Contrary to popular belief, the Bamileke are not the only ethnicity to preserve the skulls of their deceased for cultural purposes in Cameroon. According to an article by Ethnologist Françoise Dumas-Champion, entitled “Le mort circoncis. Le culte des crânes dans les populations de la Haute Bénoué (Cameroun / Nigeria)”, released in Systèmes de pensée en Afrique noire (1989, 33-74), preserving skulls for cultural reason is a widely spread custom, practised not only populations of Western Cameroon, but by some of Haut Benoue also.
The article which disclosed results of a study of the Koma ethnicity in Haut Benoue, states that the Koma, the Dowayo, the Papé, the Vérés, the Duru, the Voko, the Mumuye, the Mumbake, the Gabin among others, just like the Bamileke preserve skulls. Others living under a monarchy, such as the Duru, the Bata, the Bacahma, the Chamba, the Daka exhume skulls of kings, chiefs, blacksmiths, elders and leaders.
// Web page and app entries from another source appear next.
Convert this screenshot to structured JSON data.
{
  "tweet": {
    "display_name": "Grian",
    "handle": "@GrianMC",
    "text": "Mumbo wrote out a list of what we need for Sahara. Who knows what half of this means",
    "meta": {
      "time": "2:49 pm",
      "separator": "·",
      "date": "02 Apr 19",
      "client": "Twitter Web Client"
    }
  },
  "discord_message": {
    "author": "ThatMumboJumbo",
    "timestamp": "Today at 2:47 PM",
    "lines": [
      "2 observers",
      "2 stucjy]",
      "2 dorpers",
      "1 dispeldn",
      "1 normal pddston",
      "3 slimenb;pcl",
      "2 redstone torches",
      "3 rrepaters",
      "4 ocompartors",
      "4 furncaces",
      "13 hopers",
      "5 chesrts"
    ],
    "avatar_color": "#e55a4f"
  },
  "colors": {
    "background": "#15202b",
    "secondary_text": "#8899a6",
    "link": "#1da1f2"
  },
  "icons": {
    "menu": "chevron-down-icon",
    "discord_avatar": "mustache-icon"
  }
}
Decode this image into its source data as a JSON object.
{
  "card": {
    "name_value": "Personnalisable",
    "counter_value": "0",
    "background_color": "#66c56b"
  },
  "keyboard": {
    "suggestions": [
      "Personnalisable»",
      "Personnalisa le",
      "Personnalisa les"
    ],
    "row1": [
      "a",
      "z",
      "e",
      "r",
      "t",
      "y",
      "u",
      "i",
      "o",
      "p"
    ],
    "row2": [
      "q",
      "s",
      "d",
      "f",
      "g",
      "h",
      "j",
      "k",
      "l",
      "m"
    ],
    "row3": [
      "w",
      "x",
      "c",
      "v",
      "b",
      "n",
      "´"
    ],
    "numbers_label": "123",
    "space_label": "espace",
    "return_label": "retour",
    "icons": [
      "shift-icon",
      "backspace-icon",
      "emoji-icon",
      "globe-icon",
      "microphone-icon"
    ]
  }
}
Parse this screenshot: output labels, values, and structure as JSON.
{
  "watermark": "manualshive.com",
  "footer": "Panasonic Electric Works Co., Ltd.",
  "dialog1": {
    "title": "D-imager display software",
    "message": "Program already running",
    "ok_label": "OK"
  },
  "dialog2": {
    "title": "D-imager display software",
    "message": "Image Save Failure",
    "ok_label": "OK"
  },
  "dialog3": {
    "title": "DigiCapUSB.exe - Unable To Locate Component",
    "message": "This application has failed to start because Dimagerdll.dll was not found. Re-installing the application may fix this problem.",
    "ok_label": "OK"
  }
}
For all the ethnicities practicing this custom, the common point is that it is done so that the deceased moves from its mere status of dead to that of ancestor. Most often, once retrieved, the skull is laid in a sanctuary which can be visited the family of the deceased, his heir or initiates that wish to ask the spirit of the concerned to answer some prayers.